▼

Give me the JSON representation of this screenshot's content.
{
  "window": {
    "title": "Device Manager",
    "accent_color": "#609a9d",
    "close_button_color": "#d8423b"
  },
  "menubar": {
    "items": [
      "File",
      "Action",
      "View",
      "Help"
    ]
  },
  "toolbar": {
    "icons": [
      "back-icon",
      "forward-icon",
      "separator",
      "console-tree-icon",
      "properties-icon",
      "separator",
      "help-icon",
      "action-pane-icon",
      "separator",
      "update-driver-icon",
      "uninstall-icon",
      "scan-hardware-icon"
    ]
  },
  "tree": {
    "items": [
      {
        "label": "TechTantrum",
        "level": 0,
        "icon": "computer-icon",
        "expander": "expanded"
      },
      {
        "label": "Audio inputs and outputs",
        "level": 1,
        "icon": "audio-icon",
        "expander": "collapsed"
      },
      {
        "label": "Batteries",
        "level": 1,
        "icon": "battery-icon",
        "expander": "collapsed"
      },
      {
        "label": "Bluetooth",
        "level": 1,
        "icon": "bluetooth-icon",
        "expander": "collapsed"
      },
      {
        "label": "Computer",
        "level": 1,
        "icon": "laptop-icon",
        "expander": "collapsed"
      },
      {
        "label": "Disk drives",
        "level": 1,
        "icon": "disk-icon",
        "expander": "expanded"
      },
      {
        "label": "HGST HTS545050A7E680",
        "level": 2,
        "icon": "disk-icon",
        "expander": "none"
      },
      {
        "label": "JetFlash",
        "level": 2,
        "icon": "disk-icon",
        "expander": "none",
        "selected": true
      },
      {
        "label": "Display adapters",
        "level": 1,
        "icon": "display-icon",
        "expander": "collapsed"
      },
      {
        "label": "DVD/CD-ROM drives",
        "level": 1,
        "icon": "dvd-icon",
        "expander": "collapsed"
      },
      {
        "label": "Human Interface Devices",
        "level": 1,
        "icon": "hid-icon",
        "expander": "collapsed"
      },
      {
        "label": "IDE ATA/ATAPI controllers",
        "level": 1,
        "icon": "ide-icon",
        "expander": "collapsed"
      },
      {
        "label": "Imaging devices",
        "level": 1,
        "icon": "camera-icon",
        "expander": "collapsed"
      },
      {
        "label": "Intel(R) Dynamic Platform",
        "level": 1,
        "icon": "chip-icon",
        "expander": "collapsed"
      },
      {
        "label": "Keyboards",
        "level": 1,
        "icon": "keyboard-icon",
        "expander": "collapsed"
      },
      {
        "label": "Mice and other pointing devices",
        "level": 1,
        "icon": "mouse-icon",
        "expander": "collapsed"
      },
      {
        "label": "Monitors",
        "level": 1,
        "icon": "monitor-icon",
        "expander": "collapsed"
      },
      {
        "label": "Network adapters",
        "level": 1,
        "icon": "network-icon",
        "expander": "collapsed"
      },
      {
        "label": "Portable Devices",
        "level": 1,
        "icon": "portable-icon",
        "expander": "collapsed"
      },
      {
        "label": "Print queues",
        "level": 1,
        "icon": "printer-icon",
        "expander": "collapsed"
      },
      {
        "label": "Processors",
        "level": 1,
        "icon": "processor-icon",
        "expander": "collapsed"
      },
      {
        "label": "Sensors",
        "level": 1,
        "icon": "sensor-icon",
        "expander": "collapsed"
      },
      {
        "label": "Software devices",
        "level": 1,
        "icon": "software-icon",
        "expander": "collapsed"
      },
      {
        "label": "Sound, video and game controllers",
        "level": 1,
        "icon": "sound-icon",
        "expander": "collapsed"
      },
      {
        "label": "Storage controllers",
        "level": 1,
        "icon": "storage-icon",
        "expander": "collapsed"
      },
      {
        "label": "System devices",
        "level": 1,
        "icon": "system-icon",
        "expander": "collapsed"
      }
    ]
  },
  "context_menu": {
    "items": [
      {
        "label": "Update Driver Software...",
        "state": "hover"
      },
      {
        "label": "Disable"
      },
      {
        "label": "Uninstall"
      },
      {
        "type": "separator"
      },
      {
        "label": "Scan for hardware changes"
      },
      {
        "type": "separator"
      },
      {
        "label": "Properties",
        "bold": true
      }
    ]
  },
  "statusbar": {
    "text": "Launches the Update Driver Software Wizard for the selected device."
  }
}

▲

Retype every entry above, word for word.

Give me the JSON representation of this screenshot's content.
{
  "window": {
    "title": "Device Manager",
    "accent_color": "#609a9d",
    "close_button_color": "#d8423b"
  },
  "menubar": {
    "items": [
      "File",
      "Action",
      "View",
      "Help"
    ]
  },
  "toolbar": {
    "icons": [
      "back-icon",
      "forward-icon",
      "separator",
      "console-tree-icon",
      "properties-icon",
      "separator",
      "help-icon",
      "action-pane-icon",
      "separator",
      "update-driver-icon",
      "uninstall-icon",
      "scan-hardware-icon"
    ]
  },
  "tree": {
    "items": [
      {
        "label": "TechTantrum",
        "level": 0,
        "icon": "computer-icon",
        "expander": "expanded"
      },
      {
        "label": "Audio inputs and outputs",
        "level": 1,
        "icon": "audio-icon",
        "expander": "collapsed"
      },
      {
        "label": "Batteries",
        "level": 1,
        "icon": "battery-icon",
        "expander": "collapsed"
      },
      {
        "label": "Bluetooth",
        "level": 1,
        "icon": "bluetooth-icon",
        "expander": "collapsed"
      },
      {
        "label": "Computer",
        "level": 1,
        "icon": "laptop-icon",
        "expander": "collapsed"
      },
      {
        "label": "Disk drives",
        "level": 1,
        "icon": "disk-icon",
        "expander": "expanded"
      },
      {
        "label": "HGST HTS545050A7E680",
        "level": 2,
        "icon": "disk-icon",
        "expander": "none"
      },
      {
        "label": "JetFlash",
        "level": 2,
        "icon": "disk-icon",
        "expander": "none",
        "selected": true
      },
      {
        "label": "Display adapters",
        "level": 1,
        "icon": "display-icon",
        "expander": "collapsed"
      },
      {
        "label": "DVD/CD-ROM drives",
        "level": 1,
        "icon": "dvd-icon",
        "expander": "collapsed"
      },
      {
        "label": "Human Interface Devices",
        "level": 1,
        "icon": "hid-icon",
        "expander": "collapsed"
      },
      {
        "label": "IDE ATA/ATAPI controllers",
        "level": 1,
        "icon": "ide-icon",
        "expander": "collapsed"
      },
      {
        "label": "Imaging devices",
        "level": 1,
        "icon": "camera-icon",
        "expander": "collapsed"
      },
      {
        "label": "Intel(R) Dynamic Platform",
        "level": 1,
        "icon": "chip-icon",
        "expander": "collapsed"
      },
      {
        "label": "Keyboards",
        "level": 1,
        "icon": "keyboard-icon",
        "expander": "collapsed"
      },
      {
        "label": "Mice and other pointing devices",
        "level": 1,
        "icon": "mouse-icon",
        "expander": "collapsed"
      },
      {
        "label": "Monitors",
        "level": 1,
        "icon": "monitor-icon",
        "expander": "collapsed"
      },
      {
        "label": "Network adapters",
        "level": 1,
        "icon": "network-icon",
        "expander": "collapsed"
      },
      {
        "label": "Portable Devices",
        "level": 1,
        "icon": "portable-icon",
        "expander": "collapsed"
      },
      {
        "label": "Print queues",
        "level": 1,
        "icon": "printer-icon",
        "expander": "collapsed"
      },
      {
        "label": "Processors",
        "level": 1,
        "icon": "processor-icon",
        "expander": "collapsed"
      },
      {
        "label": "Sensors",
        "level": 1,
        "icon": "sensor-icon",
        "expander": "collapsed"
      },
      {
        "label": "Software devices",
        "level": 1,
        "icon": "software-icon",
        "expander": "collapsed"
      },
      {
        "label": "Sound, video and game controllers",
        "level": 1,
        "icon": "sound-icon",
        "expander": "collapsed"
      },
      {
        "label": "Storage controllers",
        "level": 1,
        "icon": "storage-icon",
        "expander": "collapsed"
      },
      {
        "label": "System devices",
        "level": 1,
        "icon": "system-icon",
        "expander": "collapsed"
      }
    ]
  },
  "context_menu": {
    "items": [
      {
        "label": "Update Driver Software...",
        "state": "hover"
      },
      {
        "label": "Disable"
      },
      {
        "label": "Uninstall"
      },
      {
        "type": "separator"
      },
      {
        "label": "Scan for hardware changes"
      },
      {
        "type": "separator"
      },
      {
        "label": "Properties",
        "bold": true
      }
    ]
  },
  "statusbar": {
    "text": "Launches the Update Driver Software Wizard for the selected device."
  }
}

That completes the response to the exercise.